A decade ago, Billie was a dynamo with multicolored highlights, an aggressive smokey eye, and a pink leather moto jacket, spending every night at various clubs and bars with best friend Sasha Snow (Margaret Odette). Psychology graduate students and roommates, Billie and Sasha did everything together, from writing papers to swapping hookup partners. And although Sasha wasn’t particularly impressed with the hotheaded, casually cruel Brad, Billie was all-in. They slept together after meeting only a half-hour or so before, and the “intensity of our conversations was intoxicating,” Billie remembers. They fell fast and hard, were together for some months, and then they fell apart. Four weeks later, Billie would meet Cooper and eventually marry him, but as she grows unhappy in her marriage, she keeps returning to those steamy times with Brad.
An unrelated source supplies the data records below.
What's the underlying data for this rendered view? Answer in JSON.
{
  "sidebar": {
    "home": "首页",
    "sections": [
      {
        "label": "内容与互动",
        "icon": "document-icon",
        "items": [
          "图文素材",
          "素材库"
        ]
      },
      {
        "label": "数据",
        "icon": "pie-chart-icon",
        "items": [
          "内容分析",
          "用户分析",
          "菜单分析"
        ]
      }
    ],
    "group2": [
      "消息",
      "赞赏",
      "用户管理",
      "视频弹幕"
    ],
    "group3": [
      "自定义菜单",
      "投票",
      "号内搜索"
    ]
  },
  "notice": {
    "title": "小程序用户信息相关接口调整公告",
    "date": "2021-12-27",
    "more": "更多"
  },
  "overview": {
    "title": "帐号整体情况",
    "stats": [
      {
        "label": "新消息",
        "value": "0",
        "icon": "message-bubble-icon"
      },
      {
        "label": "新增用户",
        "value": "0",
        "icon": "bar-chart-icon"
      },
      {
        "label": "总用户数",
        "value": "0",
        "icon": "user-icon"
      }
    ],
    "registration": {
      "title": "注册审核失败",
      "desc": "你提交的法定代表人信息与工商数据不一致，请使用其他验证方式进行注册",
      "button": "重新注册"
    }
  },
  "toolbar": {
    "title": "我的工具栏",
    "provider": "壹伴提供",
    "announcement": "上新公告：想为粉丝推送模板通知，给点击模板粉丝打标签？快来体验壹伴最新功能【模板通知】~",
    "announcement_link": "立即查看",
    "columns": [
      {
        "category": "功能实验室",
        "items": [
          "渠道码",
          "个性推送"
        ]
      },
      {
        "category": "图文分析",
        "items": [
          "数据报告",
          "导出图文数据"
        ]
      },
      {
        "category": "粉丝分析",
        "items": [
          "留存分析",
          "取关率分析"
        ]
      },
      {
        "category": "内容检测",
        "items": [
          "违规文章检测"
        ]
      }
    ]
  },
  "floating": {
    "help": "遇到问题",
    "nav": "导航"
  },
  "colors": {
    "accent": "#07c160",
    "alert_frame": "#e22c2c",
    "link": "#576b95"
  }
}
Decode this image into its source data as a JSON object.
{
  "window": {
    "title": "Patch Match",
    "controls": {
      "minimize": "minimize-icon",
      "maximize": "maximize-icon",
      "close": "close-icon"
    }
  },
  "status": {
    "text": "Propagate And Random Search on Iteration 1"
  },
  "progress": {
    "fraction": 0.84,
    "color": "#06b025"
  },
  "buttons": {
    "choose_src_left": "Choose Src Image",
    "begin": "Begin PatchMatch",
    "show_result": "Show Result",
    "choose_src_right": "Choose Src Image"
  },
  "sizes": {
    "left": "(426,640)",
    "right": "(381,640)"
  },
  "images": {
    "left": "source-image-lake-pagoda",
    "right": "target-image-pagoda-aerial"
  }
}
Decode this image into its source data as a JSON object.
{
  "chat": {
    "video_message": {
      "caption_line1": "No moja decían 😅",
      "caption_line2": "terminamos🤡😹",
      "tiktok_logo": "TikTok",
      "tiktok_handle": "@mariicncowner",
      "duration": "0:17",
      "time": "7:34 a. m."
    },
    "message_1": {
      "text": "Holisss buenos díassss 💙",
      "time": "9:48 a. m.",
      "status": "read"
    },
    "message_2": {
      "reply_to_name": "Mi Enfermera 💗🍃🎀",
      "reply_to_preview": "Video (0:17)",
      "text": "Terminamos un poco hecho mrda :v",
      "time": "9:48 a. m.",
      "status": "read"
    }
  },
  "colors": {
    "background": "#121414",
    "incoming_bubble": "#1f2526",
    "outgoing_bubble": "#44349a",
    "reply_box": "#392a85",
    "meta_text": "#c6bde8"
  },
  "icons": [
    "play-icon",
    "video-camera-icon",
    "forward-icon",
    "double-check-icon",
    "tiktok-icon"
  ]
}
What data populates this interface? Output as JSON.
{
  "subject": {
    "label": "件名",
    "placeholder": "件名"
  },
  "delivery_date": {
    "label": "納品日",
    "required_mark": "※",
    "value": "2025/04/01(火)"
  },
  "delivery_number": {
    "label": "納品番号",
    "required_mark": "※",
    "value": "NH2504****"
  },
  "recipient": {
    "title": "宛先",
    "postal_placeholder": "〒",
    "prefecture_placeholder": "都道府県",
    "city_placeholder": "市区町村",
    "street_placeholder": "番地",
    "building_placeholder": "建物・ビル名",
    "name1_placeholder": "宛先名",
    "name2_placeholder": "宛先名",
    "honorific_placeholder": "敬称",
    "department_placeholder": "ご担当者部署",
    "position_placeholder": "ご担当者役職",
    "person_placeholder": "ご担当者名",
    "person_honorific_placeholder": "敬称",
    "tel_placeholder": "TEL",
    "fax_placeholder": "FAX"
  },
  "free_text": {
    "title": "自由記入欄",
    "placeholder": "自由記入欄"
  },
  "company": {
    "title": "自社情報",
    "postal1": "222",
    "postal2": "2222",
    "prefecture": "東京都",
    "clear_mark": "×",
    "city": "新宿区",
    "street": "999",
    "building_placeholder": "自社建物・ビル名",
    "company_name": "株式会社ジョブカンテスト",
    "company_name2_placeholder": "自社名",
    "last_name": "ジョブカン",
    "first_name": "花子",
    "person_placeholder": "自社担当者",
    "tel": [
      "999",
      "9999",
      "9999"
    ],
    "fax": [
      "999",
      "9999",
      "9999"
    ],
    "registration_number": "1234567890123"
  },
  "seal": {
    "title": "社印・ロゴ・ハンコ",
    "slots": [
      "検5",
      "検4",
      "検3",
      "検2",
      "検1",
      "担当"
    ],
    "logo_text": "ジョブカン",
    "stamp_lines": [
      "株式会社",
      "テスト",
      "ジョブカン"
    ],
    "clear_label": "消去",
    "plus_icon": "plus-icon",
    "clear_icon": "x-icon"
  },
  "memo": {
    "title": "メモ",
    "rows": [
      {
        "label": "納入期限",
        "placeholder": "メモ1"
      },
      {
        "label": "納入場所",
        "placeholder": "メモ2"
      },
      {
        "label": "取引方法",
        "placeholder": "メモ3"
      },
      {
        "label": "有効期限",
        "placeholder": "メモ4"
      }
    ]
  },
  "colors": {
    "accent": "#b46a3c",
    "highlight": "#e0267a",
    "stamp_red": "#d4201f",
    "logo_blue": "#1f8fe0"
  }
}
And when she starts writing a journal specifically about all the intense sexual experiences they shared (including doing “73% of the positions in the Kama Sutra, as should we all”)—and when Cooper reads the journal entries that she has kept open on her unlocked laptop—“Sex/Life” sets Billie on a path of erotic fantasy and emotional self-flagellation.
Shahi works hard to inject authenticity into the often-cliched journal entries (“My heart was riding on fumes, and the stability and sanity he offered was a soothing balm to my spent, scorched soul”) that serve as the series’ narration and the goofy dialogue we’re supposed to believe Billie and Sasha would exchange (“Mine has a giant joystick”; “The way he works it in my kitty cat”). Her emotions flicker openly across her face, and she alternately pitches her voice higher or lower and adds some huskiness and breathiness to guide us through Billie’s varying moods. And although neither Cooper nor Brad is a particularly compelling character, Shahi has enough chemistry with each of them to convince us that Billie could end up with one of these men. But in addition to its imbalanced narrative approach, as of its fifth episode, “Sex/Life” is also unwilling to dig into the manipulation and narcissism driving some of Billie’s, Cooper’s, and Brad’s choices, or to develop best friend Sasha into more than just a DTF party girl. “I’m just not sure this is who I’m supposed to be,” Billie admits, but “Sex/Life” stumbles by not making clear who the show thinks she is supposed to be, either.
Five of eight episodes screened for review. Season one of "Sex/Life" premieres today on Netflix.